"We have this expression, Christy and I: we don't wake up for less than $10,000 a day," Linda Evangelista famously proclaimed to Jonathan Van Meter in a 1990 Vogue feature. Although often misquoted, the chameleon's words are i-Conic. As an impressionable youth, who wouldn't dream of this life? Naomi, Cindy, Linda, Claudia, Christy and Stephanie influenced the shape of the industry like never before. The Big Six had it all. Then, when a fourteen-year-old Kate Moss was spotted at JFK by Storm founder Sarah Doukas, 6 became 7. From fashion to hair and make-up, they dominated so much of the late 80s and 90s.

"There's a reason why the world is still is obsessed with 90s supermodels," Cristina Aranda-Garzon explained in a recent interview supporting the release of the latest The Fan collection. "Brains, beauty and personality, they were so sassy and ahead of their time. Muses to artists, musicians and photographers, you can't deny they played a significant part in cementing that strong 90s aesthetic." Alongside the dictionary definition of the nineties, there should be Kate Moss's Obsession ad, or her Calvin Klein Jeans campaign with Marky Mark.

"For me the supermodels still represent the unadulterated, high-octane energy of fashion. They will always be iconic," explains i-D's Junior Fashion Editor Bojana Kozarevic. There is something so incredibly powerful about a woman adding her own personality and joie de vivre to the clothes she's wearing. That's what a LOOK is all about. So for me, Naomi, Christy, Kate, Guinevere, Alek et al -- they brought their own magic to the runway.
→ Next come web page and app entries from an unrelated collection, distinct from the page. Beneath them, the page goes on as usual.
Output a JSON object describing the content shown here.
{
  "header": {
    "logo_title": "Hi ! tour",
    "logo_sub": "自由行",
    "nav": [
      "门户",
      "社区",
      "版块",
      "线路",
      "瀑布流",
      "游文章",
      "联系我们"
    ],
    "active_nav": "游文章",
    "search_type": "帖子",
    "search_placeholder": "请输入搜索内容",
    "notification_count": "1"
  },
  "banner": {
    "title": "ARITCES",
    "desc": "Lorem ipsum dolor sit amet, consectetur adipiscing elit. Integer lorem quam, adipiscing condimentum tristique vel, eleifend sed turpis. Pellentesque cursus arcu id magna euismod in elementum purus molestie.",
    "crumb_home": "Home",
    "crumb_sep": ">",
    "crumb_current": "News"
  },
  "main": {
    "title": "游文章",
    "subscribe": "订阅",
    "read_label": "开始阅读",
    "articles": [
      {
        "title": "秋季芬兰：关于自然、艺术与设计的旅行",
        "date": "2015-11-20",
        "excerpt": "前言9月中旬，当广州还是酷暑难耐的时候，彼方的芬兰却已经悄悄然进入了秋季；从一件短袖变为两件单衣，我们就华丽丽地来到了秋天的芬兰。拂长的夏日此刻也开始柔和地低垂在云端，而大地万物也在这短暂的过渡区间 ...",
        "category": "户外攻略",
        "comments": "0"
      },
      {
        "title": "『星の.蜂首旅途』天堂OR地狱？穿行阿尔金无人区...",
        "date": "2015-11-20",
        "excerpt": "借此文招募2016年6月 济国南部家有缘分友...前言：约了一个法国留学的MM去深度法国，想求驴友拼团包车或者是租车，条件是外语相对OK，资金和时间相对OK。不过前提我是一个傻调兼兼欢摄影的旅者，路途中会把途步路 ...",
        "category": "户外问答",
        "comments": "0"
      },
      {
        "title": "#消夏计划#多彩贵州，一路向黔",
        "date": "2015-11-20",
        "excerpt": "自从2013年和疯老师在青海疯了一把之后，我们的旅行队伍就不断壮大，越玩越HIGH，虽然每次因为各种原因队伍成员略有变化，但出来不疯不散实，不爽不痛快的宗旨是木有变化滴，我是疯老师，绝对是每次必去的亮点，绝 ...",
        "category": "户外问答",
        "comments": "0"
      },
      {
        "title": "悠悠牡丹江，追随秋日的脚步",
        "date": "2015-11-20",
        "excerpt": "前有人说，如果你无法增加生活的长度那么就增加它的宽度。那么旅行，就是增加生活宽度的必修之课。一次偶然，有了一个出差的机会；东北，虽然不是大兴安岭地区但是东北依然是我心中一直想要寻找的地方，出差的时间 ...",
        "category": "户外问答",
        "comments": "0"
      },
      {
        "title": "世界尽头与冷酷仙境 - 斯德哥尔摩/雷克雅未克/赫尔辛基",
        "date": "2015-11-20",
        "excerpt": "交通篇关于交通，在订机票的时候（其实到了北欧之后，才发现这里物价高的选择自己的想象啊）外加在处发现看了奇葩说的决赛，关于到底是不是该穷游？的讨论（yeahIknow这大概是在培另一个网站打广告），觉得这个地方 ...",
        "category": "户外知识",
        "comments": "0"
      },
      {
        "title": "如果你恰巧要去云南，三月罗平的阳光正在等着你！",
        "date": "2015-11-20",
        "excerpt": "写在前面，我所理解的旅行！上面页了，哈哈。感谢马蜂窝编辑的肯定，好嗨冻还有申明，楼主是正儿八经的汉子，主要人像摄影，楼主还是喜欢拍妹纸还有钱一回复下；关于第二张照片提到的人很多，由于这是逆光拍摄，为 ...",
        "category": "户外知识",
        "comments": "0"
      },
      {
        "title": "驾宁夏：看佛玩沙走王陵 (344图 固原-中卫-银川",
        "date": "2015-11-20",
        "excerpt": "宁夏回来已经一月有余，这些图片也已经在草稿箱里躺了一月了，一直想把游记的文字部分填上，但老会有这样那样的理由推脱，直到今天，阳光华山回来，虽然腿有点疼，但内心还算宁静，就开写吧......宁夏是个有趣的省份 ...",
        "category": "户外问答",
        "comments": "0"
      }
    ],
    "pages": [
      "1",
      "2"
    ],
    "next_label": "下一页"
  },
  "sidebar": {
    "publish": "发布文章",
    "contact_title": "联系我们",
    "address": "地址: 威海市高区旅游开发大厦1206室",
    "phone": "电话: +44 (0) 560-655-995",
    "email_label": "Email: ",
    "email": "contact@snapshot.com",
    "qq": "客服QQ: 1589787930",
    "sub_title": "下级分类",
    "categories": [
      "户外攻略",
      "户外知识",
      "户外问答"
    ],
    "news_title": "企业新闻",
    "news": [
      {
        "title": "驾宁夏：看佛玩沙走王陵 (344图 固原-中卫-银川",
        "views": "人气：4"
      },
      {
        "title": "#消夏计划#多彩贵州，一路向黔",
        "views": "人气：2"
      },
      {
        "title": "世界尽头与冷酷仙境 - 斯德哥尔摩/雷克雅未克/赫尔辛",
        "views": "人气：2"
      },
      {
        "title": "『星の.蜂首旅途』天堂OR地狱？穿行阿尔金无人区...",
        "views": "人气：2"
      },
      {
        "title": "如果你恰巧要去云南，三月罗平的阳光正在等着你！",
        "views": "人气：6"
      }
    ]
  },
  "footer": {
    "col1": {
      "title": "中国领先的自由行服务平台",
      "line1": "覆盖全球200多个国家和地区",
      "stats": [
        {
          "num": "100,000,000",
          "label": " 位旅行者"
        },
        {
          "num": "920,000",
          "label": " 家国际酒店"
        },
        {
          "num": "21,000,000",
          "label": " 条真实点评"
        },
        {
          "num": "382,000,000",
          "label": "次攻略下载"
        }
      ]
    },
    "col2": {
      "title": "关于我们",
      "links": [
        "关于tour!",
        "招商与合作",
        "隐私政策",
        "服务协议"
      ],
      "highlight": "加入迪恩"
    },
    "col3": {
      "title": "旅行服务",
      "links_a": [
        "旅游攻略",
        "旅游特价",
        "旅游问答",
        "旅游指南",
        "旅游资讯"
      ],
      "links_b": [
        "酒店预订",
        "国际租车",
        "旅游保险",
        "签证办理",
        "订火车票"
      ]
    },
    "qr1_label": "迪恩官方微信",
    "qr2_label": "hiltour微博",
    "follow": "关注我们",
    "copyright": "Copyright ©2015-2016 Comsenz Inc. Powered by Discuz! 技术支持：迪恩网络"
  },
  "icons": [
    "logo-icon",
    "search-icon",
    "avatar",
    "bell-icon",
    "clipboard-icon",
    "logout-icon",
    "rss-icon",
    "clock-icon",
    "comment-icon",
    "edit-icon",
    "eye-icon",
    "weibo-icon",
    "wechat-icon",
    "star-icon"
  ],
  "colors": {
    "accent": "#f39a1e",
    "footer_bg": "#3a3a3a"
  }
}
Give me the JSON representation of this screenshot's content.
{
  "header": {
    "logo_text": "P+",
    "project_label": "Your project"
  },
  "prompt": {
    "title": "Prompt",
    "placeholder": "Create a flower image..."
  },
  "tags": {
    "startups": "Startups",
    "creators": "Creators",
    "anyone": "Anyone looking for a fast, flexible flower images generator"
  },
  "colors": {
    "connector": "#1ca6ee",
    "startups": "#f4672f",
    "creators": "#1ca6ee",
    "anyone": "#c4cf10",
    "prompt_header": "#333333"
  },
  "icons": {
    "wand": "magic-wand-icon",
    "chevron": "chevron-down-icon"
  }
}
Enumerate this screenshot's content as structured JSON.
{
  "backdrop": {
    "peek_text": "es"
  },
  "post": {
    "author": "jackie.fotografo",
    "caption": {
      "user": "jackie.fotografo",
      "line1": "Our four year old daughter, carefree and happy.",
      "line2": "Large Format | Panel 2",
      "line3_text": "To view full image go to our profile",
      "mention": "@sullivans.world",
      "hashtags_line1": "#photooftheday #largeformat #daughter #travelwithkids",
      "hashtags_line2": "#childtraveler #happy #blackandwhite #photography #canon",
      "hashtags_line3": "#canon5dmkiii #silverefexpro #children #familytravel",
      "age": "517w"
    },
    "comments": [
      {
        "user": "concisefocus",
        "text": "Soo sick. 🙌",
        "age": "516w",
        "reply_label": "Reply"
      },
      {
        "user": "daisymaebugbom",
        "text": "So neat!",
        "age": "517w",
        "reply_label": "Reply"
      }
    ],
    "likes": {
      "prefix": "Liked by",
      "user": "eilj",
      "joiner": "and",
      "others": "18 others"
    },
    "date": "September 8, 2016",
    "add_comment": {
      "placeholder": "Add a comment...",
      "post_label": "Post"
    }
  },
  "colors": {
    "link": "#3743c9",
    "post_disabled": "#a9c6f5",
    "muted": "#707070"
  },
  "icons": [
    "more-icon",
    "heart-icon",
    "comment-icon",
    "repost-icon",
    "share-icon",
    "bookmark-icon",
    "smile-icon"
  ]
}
And it's similar to how we should think about fashion in our lives -- you decide what to wear and how to wear it." Far more than being a bevy of beauties, the supers spread their magic and message far and wide.

"There are models of today who purport this kind of magic today too, and that's important," Bojana adds.

Countless faces and bodies have certainly captured the collective imagination since this moment, but we've not seen a movement quite like the supers. Until, Instagirls. This new generation of models are Internet-savvy and use their platforms to create and cultivate their own brands. Whereas in the past, supers were scouted in everyday reality, discovered everywhere from airports (Kate Moss) to shopping trips (Naomi Campbell), McDonald's (Gisele) to horse riding (Christy Turlington), park fairs (Alek Wek) to clubbing (Claudia Schiffer), the supers of today and tomorrow will be found in digital daydreams thanks to a click, swipe or scroll. Like the supers of the 90s, they are identifiable by their first names: Kendall, Gigi, Karlie and Cara. It hasn't gone unnoticed and as the media clamoured, comparisons were inevitable. Modelling's past and present duly collided on the new battleground, social media.

"No one is trying to steal Stephanie Seymour's thing, or trying to be her, I actually looked up to her," Kendall said in a blog responding to Seymour's "bitches of the moment" comment. "If people want to call Gigi and I supermodels now, it doesn't take anything away from the supermodels of the past. Obviously, I have so much respect for those women, but right now, we're the models of this time." Of course, she's right. Kendall and co are the models of this time. That doesn't deter us from occasional bouts of nineties nostalgia though. "Having been in the business over 20 years I know how hard these women work," Seymour added in an apology that followed the social fury. Like so many arguments played out on social media, it was overblown but it did hint at the latest and largest shift in the modelling landscape.

As the past, present and future of this industry continues to excite and enthral, we are dedicating a week of features to delve deep into the who, what and why. From opinion pieces that examine the cult of celebrity dominating catwalks and covers, the rise of so-called plus size models, shape-shifting attitudes to diversity and the politics involved, to the evolving model-designer relationships and the power exchanges between them, this week of content will demonstrate that a smile and a wink can get your further than you think.


Text Steve Salter